Fortnite’s marketplace features a constantly updated catalogue of ‘skins’ (clothing, hairstyles, and other aesthetic features) for users’ avatars. These in-game microtransactions can cost players anywhere between $8 and $20, with players spending on average $20 a month. This direct-to-avatar (D2A) economic model is suited to fashion brands, which can sell digital garments within the gaming industry while also using in-game avatars as mannequins to advertise their products.
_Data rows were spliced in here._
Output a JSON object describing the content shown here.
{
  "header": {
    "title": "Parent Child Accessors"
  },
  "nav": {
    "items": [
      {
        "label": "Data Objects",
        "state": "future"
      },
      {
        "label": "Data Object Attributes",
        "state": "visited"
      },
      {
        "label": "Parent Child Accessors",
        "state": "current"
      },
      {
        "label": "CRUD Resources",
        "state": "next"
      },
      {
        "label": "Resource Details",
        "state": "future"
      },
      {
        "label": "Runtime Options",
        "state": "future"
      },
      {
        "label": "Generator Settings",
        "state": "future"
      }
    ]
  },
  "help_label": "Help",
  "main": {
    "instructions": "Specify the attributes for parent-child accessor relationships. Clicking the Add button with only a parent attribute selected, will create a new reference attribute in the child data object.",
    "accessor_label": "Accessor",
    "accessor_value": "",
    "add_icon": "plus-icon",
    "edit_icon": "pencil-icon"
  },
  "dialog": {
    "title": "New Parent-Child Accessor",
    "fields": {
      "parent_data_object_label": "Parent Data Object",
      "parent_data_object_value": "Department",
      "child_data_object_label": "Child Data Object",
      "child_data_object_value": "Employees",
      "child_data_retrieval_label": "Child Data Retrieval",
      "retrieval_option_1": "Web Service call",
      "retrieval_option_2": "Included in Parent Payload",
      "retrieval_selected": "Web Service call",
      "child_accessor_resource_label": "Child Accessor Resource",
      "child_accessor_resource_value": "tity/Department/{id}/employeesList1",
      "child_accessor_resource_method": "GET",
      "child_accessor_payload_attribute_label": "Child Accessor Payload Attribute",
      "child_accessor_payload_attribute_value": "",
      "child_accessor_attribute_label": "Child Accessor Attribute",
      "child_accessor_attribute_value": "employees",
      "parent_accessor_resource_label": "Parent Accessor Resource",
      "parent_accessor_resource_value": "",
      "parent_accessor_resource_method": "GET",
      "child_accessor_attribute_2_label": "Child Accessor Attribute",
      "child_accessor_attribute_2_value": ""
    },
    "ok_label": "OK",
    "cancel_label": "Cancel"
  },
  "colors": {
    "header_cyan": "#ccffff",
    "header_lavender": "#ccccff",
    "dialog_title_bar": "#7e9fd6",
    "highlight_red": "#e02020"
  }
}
NFTs are an ideal publicity stunt for fashion houses. They bring them into the digital era and could attract a younger audience. Brands such as Balenciaga and Gucci could become major beneficiaries of the NFT hype. However, whether the likes of Gucci will ultimately embrace design in the digital space depends on the ability to remain exclusive. They’ll have no interest in entering a saturated, easily accessible market.